To do: Copy the data below exactly. Any pictures in it should be omitted.

Extracted data:
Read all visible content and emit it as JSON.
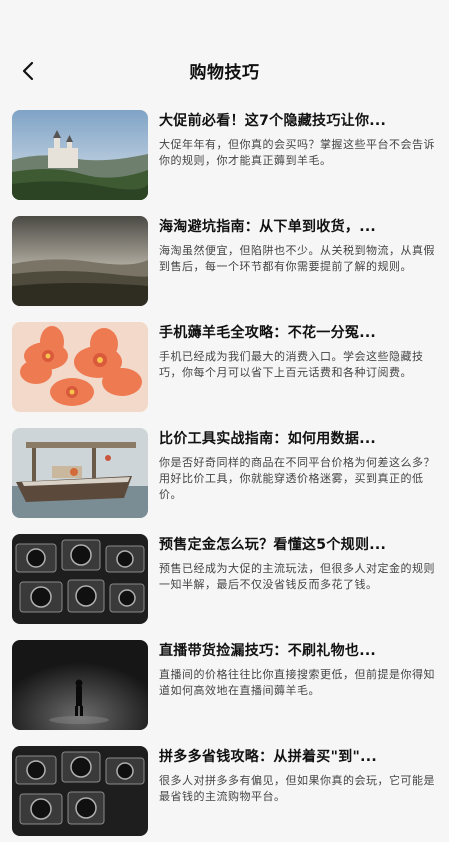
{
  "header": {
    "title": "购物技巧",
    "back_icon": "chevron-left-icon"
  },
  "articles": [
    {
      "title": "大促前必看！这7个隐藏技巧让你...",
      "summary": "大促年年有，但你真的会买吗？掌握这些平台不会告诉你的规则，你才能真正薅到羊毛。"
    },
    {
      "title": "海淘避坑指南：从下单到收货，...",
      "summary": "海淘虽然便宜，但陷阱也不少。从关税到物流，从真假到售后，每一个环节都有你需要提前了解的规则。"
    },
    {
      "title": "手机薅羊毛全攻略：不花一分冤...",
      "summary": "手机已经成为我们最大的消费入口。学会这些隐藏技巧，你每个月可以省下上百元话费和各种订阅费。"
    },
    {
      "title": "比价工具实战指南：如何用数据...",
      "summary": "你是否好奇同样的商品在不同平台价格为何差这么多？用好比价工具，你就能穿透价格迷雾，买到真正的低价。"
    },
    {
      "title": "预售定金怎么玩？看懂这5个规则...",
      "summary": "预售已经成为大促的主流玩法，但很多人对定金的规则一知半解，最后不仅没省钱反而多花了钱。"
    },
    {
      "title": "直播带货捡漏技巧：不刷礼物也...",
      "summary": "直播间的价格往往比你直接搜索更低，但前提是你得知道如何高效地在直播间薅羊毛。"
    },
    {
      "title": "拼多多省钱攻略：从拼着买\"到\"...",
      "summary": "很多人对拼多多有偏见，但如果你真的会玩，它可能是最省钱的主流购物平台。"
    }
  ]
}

Result of the exercise:
Read all visible content and emit it as JSON.
{
  "header": {
    "title": "购物技巧",
    "back_icon": "chevron-left-icon"
  },
  "articles": [
    {
      "title": "大促前必看！这7个隐藏技巧让你...",
      "summary": "大促年年有，但你真的会买吗？掌握这些平台不会告诉你的规则，你才能真正薅到羊毛。"
    },
    {
      "title": "海淘避坑指南：从下单到收货，...",
      "summary": "海淘虽然便宜，但陷阱也不少。从关税到物流，从真假到售后，每一个环节都有你需要提前了解的规则。"
    },
    {
      "title": "手机薅羊毛全攻略：不花一分冤...",
      "summary": "手机已经成为我们最大的消费入口。学会这些隐藏技巧，你每个月可以省下上百元话费和各种订阅费。"
    },
    {
      "title": "比价工具实战指南：如何用数据...",
      "summary": "你是否好奇同样的商品在不同平台价格为何差这么多？用好比价工具，你就能穿透价格迷雾，买到真正的低价。"
    },
    {
      "title": "预售定金怎么玩？看懂这5个规则...",
      "summary": "预售已经成为大促的主流玩法，但很多人对定金的规则一知半解，最后不仅没省钱反而多花了钱。"
    },
    {
      "title": "直播带货捡漏技巧：不刷礼物也...",
      "summary": "直播间的价格往往比你直接搜索更低，但前提是你得知道如何高效地在直播间薅羊毛。"
    },
    {
      "title": "拼多多省钱攻略：从拼着买\"到\"...",
      "summary": "很多人对拼多多有偏见，但如果你真的会玩，它可能是最省钱的主流购物平台。"
    }
  ]
}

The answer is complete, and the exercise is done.